1. The distance to be welded,
2. The depth to be welded, which will determine the size of the pin and the shoulder,
3. The tool geometry: for this point, Stirweld experts are present to help you define the tool geometry that will best suit your welding configuration – optimal heat and material stirring.
4. The material of the parts to be welded: standard aluminium alloys, high strength aluminium alloys, aluminium casting, copper, aluminium-steel or aluminium-stainless steel dissimilar.
Key criteria to pick up the right FSW tool
Stirweld has developed a range of standard tools for different markets and materials to be welded. To give you an idea of which FSW tool is best suited to your application, here are some examples of FSW tool choices depending on the application sector, the material used and the thickness to be welded.
FSW tool for your application
My FSW tool according to my application
For example, for the aerospace sector, the FSW tool will be made of a high-strength alloy to suit the more demanding aluminium parts (2xxx and 7xxx series).
Another example is the automotive sector, where most parts are produced in aluminium casting. These alloys contain silicon, which is inherently abrasive. For this type of aluminium, we use tools made of ceramic, a material that is highly resistant to abrasion.
Stirweld supports you with a complete range of high quality FSW tools. One of our main references, the Ariane company, leader in the aerospace field. To learn more, please watch this quick video with Yann Mace, our FSW tool expert.
What is the lifetime of an FSW tool?
There are two factors that influence the lifetime of an FSW tool:
– Cyclic fatigue: Fatigue exerted at the base of the pin causing the pin to pull out prematurely. It is due to the drag force, i.e. the force exerted as the tool moves through the workpiece.
– Abrasive wear: Fatigue exerted on the whole tool by friction in the welded material.
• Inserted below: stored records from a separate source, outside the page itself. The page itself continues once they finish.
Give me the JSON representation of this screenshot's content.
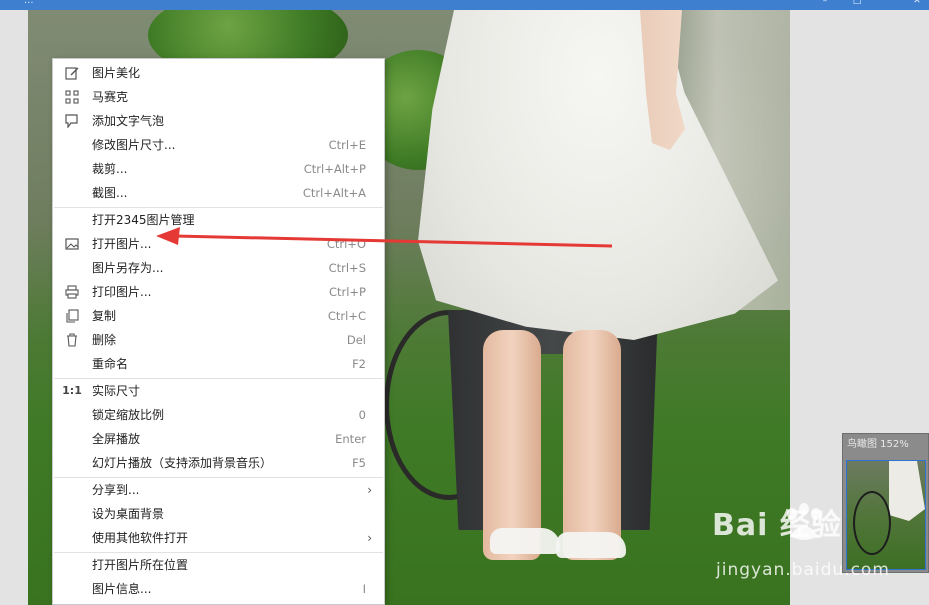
{
  "titlebar": {
    "title": "...",
    "accent_color": "#3f7fd0"
  },
  "context_menu": {
    "items": [
      {
        "label": "图片美化",
        "shortcut": "",
        "icon": "edit-pencil-icon"
      },
      {
        "label": "马赛克",
        "shortcut": "",
        "icon": "mosaic-icon"
      },
      {
        "label": "添加文字气泡",
        "shortcut": "",
        "icon": "text-bubble-icon"
      },
      {
        "label": "修改图片尺寸...",
        "shortcut": "Ctrl+E",
        "icon": ""
      },
      {
        "label": "裁剪...",
        "shortcut": "Ctrl+Alt+P",
        "icon": ""
      },
      {
        "label": "截图...",
        "shortcut": "Ctrl+Alt+A",
        "icon": ""
      },
      {
        "label": "打开2345图片管理",
        "shortcut": "",
        "icon": ""
      },
      {
        "label": "打开图片...",
        "shortcut": "Ctrl+O",
        "icon": "image-icon"
      },
      {
        "label": "图片另存为...",
        "shortcut": "Ctrl+S",
        "icon": ""
      },
      {
        "label": "打印图片...",
        "shortcut": "Ctrl+P",
        "icon": "printer-icon"
      },
      {
        "label": "复制",
        "shortcut": "Ctrl+C",
        "icon": "copy-icon"
      },
      {
        "label": "删除",
        "shortcut": "Del",
        "icon": "trash-icon"
      },
      {
        "label": "重命名",
        "shortcut": "F2",
        "icon": ""
      },
      {
        "label": "实际尺寸",
        "shortcut": "",
        "icon": "actual-size-icon",
        "icon_text": "1:1"
      },
      {
        "label": "锁定缩放比例",
        "shortcut": "0",
        "icon": ""
      },
      {
        "label": "全屏播放",
        "shortcut": "Enter",
        "icon": ""
      },
      {
        "label": "幻灯片播放（支持添加背景音乐）",
        "shortcut": "F5",
        "icon": ""
      },
      {
        "label": "分享到...",
        "shortcut": "",
        "icon": "",
        "submenu": true
      },
      {
        "label": "设为桌面背景",
        "shortcut": "",
        "icon": ""
      },
      {
        "label": "使用其他软件打开",
        "shortcut": "",
        "icon": "",
        "submenu": true
      },
      {
        "label": "打开图片所在位置",
        "shortcut": "",
        "icon": ""
      },
      {
        "label": "图片信息...",
        "shortcut": "I",
        "icon": ""
      }
    ],
    "submenu_arrow": "›"
  },
  "navigator": {
    "title": "鸟瞰图 152%",
    "frame_color": "#2e73d1"
  },
  "watermark": {
    "logo": "Bai  经验",
    "url": "jingyan.baidu.com"
  },
  "annotation": {
    "color": "#e53935"
  }
}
This will cause wear on the shoulder spiral which affects the quality of the weld.
The life of the tool will also depend on the materials being welded: aluminium/aluminium, aluminium/copper, copper/copper, aluminium/steel.
FSW Stirweld tools have an average life of 2000 metres of weld in a “classic” Al/Al welding configuration with a thickness of less than 8mm. In order to guarantee the quality of its tools, Stirweld uses a test bench.
Stirweld’s role in choosing your tool
Stirweld experts are here to help you choose your tool according to your requirements (distance and depth to be welded, tool geometry and material of the parts to be welded).
Stirweld offers you a whole range of tools according to the material of your parts:
– Standard Al/Al tool for welding 2xxx, 5xxx, 6xxx and 7xxx aluminium,
– Al/Fe tool for welding aluminium and steel,
– Al/Si tool for welding aluminium castings,
– Cu tool for welding copper parts.
Stirweld FSW tools
All Stirweld tools are available in fixed pin and retractable pin versions with the possibility to add temperature measurement.
Please feel free to download our catalogue to learn more about our FSW tools.
Thanks to our engineering department, we are also able to develop specific tools for your applications and requirements.
The advantages of Stirweld tools:
Manufactured in large series to reduce unit cost
Quality with control of material, heat treatment and tool geometry – Ariane supplier
Ease of use thanks to Whistle Notch fastening
Traceability thanks to the unique identification of each tool
Delivery within 48 hours thanks to our stock of the most common tools
Performance with optimised geometry: minimise defects and maximise productivity and tool life – wear bench tested
Qualification with pre-production to qualify the tool and process for your application